Week In Review
This week the Federal Reserve Open Market Committee (FOMC) released the minutes from its September meeting. The minutes show the Fed anticipates that further gradual rate increases would most likely be consistent with a sustained economic expansion, strong labor market, and inflation near its 2% target. The minutes also detailed a discussion of the potential to raise rates beyond the neutral rate and into a more restrictive state. A few participants stated that a modestly restrictive policy may be necessary to reduce the risk of inflation exceeding its target levels. However, a couple of members indicated that they would oppose a restrictive policy without clear signs of an overheating economy and rising inflation.
Although the tone was slightly more hawkish, there was nothing unexpected in the minutes. The committee seeks to continue the path of gradual rate increases, and the Fed remains on track for another rate hike by the end of the year.
Retail sales rose 0.1% in September, considerably below consensus expectations of 0.6%.
Taken at face value, the September retail sales report points to a weaker consumer, signaling the potential end of the boost from tax cuts. However, the data is a little bit jumbled, as it is difficult to tell just how much of an effect Hurricane Florence had on sales. Nevertheless, continued weak reports could lead to a pause in tightening if the Fed starts to more heavily focus on economic data when making rate decisions.
The U.S. government deficit rose 17% in FY 2018 from $666 billion to $779 billion. Outlays were up 3.2%, while receipts rose just 0.4%.
The strong economy did lead to higher tax revenue, with increased revenue from personal income taxes more than offsetting reductions in corporate taxes. This year’s higher deficits were primarily the result of increased spending, and unless the government can get serious about spending reforms, deficits are likely to continue to rise. One budget item, interest, is almost sure to rise, as the refinancing of maturing debt will occur in today’s higher rate environment.

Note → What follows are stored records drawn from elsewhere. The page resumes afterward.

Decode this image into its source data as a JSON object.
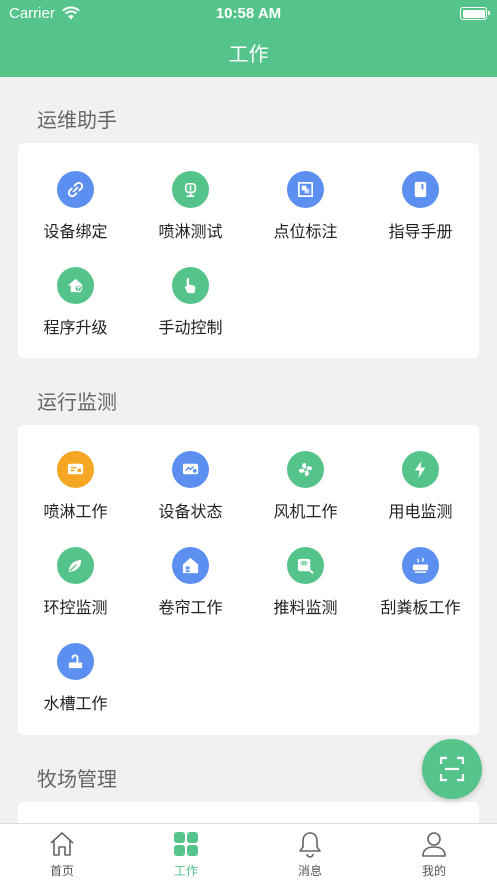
{
  "status_bar": {
    "carrier": "Carrier",
    "time": "10:58 AM"
  },
  "header": {
    "title": "工作"
  },
  "colors": {
    "primary": "#55c48a",
    "blue": "#5b8ff0",
    "orange": "#f5a623",
    "background": "#f0f1f0"
  },
  "sections": [
    {
      "title": "运维助手",
      "items": [
        {
          "label": "设备绑定",
          "icon": "link-icon",
          "color": "#5b8ff0"
        },
        {
          "label": "喷淋测试",
          "icon": "sprinkler-icon",
          "color": "#55c48a"
        },
        {
          "label": "点位标注",
          "icon": "mark-icon",
          "color": "#5b8ff0"
        },
        {
          "label": "指导手册",
          "icon": "manual-icon",
          "color": "#5b8ff0"
        },
        {
          "label": "程序升级",
          "icon": "upgrade-icon",
          "color": "#55c48a"
        },
        {
          "label": "手动控制",
          "icon": "hand-icon",
          "color": "#55c48a"
        }
      ]
    },
    {
      "title": "运行监测",
      "items": [
        {
          "label": "喷淋工作",
          "icon": "spray-work-icon",
          "color": "#f5a623"
        },
        {
          "label": "设备状态",
          "icon": "device-status-icon",
          "color": "#5b8ff0"
        },
        {
          "label": "风机工作",
          "icon": "fan-icon",
          "color": "#55c48a"
        },
        {
          "label": "用电监测",
          "icon": "lightning-icon",
          "color": "#55c48a"
        },
        {
          "label": "环控监测",
          "icon": "leaf-icon",
          "color": "#55c48a"
        },
        {
          "label": "卷帘工作",
          "icon": "curtain-icon",
          "color": "#5b8ff0"
        },
        {
          "label": "推料监测",
          "icon": "feed-icon",
          "color": "#55c48a"
        },
        {
          "label": "刮粪板工作",
          "icon": "scraper-icon",
          "color": "#5b8ff0"
        },
        {
          "label": "水槽工作",
          "icon": "faucet-icon",
          "color": "#5b8ff0"
        }
      ]
    },
    {
      "title": "牧场管理",
      "items": []
    }
  ],
  "tabs": [
    {
      "label": "首页",
      "icon": "home-icon",
      "active": false
    },
    {
      "label": "工作",
      "icon": "grid-icon",
      "active": true
    },
    {
      "label": "消息",
      "icon": "bell-icon",
      "active": false
    },
    {
      "label": "我的",
      "icon": "profile-icon",
      "active": false
    }
  ],
  "fab": {
    "icon": "scan-icon"
  }
}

California voters will decide in November whether or not to authorize the sale of $16.4 billion of state bonds. According to Bloomberg, this marks the largest amount of debt on the ballot since 2006 when $42 billion of bond measures were approved. The bond issues in four different propositions would be used for housing, water projects, and children’s hospitals.
According to the California Treasurer’s office, California already has the legal authorization to issue debt. However, state leaders have chosen to issue only a fraction of what is authorized. In recent years, California has taken steps to improve its fiscal health as the state recovered from the recession.